- Director: Tomer Heymann; Barak Heymann
- Writer: Tomer Heymann; Barak Heymann
- Producer: Alexander Bodin Saphir; Barak Heymann
It won the Panorama Audience Award @ the Berlinale...
Without a doubt, Saar Maoz talks unreservedly to the camera, his candour - at times - is a worry...why would someone be so open on camera? Why did he agree to be in this film? Why did his family get involved...especially the homophobic brother?!? There are so many 'whys'...
Absorbing as it may be, to some...this prying into the lives of others...none of these questions were asked...the mother, the father, both concrete conservatives...why on earth!?!

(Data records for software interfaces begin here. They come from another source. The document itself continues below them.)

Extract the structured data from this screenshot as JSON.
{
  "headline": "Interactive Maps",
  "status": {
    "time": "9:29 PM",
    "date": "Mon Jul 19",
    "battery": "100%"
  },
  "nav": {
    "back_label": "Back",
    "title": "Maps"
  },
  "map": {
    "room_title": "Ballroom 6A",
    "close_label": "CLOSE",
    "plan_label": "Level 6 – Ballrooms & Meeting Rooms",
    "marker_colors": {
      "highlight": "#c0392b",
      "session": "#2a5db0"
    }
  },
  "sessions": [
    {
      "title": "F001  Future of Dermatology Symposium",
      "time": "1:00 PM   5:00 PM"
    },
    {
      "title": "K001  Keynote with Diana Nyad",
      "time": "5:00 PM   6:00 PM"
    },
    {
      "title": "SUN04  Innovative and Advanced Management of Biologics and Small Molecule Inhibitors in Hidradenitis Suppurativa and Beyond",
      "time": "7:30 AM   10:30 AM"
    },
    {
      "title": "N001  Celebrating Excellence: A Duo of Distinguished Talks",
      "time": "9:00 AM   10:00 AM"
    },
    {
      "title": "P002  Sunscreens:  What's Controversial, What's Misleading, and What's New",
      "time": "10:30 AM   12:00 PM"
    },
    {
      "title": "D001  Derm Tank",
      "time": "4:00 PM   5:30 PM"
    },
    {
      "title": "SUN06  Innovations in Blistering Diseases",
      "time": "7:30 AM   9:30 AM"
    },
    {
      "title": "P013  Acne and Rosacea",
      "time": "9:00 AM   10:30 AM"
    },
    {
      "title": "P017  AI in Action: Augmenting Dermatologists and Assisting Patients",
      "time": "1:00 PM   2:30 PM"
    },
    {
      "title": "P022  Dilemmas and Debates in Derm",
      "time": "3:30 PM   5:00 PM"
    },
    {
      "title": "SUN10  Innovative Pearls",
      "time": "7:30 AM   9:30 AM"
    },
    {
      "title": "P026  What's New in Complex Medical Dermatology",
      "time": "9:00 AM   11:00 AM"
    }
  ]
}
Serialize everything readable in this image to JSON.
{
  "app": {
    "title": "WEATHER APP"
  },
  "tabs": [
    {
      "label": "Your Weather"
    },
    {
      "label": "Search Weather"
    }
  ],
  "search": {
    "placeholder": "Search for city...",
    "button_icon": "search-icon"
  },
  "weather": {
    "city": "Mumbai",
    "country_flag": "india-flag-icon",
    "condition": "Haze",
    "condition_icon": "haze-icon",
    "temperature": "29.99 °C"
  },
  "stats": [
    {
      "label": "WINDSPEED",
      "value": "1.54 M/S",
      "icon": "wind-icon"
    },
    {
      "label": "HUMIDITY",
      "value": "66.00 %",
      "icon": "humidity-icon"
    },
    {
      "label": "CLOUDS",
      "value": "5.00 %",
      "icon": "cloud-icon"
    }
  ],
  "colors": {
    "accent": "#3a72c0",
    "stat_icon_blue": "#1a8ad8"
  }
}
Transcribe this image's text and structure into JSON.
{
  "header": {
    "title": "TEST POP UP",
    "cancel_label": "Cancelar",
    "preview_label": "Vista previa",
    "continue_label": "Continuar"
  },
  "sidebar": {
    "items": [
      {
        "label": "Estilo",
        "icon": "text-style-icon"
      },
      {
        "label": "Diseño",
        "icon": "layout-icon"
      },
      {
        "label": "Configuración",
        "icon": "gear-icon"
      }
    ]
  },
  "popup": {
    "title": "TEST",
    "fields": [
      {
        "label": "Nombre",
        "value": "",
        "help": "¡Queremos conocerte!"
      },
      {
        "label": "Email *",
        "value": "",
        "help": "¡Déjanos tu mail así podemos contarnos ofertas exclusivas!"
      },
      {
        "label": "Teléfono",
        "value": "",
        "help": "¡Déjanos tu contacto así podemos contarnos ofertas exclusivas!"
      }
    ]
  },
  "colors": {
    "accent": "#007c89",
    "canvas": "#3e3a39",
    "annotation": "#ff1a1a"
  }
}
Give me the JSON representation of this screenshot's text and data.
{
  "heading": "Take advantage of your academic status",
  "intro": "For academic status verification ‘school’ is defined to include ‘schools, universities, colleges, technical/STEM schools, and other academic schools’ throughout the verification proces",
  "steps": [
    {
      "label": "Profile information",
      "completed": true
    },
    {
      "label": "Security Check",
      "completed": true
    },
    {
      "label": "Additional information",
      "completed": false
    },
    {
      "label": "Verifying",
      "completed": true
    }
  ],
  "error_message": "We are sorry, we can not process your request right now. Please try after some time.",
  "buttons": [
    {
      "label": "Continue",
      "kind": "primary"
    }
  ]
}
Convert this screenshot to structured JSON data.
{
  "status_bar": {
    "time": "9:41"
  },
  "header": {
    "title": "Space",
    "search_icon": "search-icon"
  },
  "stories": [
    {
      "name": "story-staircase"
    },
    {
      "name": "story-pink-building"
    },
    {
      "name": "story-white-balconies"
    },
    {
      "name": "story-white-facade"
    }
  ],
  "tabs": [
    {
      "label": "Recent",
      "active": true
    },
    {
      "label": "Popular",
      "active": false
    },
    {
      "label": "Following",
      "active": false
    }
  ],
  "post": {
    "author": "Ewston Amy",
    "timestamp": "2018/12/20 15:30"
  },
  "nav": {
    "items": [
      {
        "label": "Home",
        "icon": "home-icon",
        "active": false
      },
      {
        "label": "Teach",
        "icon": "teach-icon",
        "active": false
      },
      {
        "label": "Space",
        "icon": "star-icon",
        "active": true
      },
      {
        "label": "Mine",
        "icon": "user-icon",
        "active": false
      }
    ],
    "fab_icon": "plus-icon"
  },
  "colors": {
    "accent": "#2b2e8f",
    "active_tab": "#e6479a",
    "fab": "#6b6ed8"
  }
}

It's almost like watching - uncomfortably - a series of confidential psychiatric sessions...with a lapsed Jewish man who - let's face it - is [only] going through an obvious mid-life crisis...he, like millions of other men!
So...what makes this man so special, to warrant 85 minutes spent in his company? Our review sofa was split down the middle...some were thoroughly engaged, others wondered what all the fuss was about!
It's a subject-driven subjective film...about a non-celebrity...just a normal gay man facing the 'normal' shit that life throws at you...yes, there is the HIV issue...yes, there is the religion that you were born into denying your very being...yes, there are the antagonistic family members...perhaps, the familiarity of all these issues resonated with the mid-life attending audience?!?
But...what has this man done to warrant 85 minutes of our time?
Our sofa remains divided...refreshing in its grounded, mundane familiarity...or, a decidedly suspicious exercise in a weird form of catharsis...the questions remain: Why? And, why share?
Saar has never fulfilled his parents’ expectations. Ever since he defied the rules of his kibbutz and was barred from the settlement community seventeen years ago, as far as his family is concerned, he simply does not exist. He left Israel to live freely as a gay man in London. When a three-year relationship ended, he threw himself into an excess of sex and drugs until he was diagnosed with HIV and was forced to rethink his life. He has finally found a home singing in the London Gay Men’s Chorus where music is giving him the courage for a reunion with his family.
This film provides a sensitive, humorous and charming record of how the now forty-year-old protagonist and his estranged parents and siblings set off to confront their disagreements and fears. Unexpected warmth and deep rejection become equally challenging. Incidentally, Saar’s intensely personal story also illuminates the fascinating diversity of a communal way of life that is pervaded by culture and religion; he also inspires us with the sincerity of his search for his identity. The film’s numerous energetic and emotional choral scenes lend passionate expression to his message.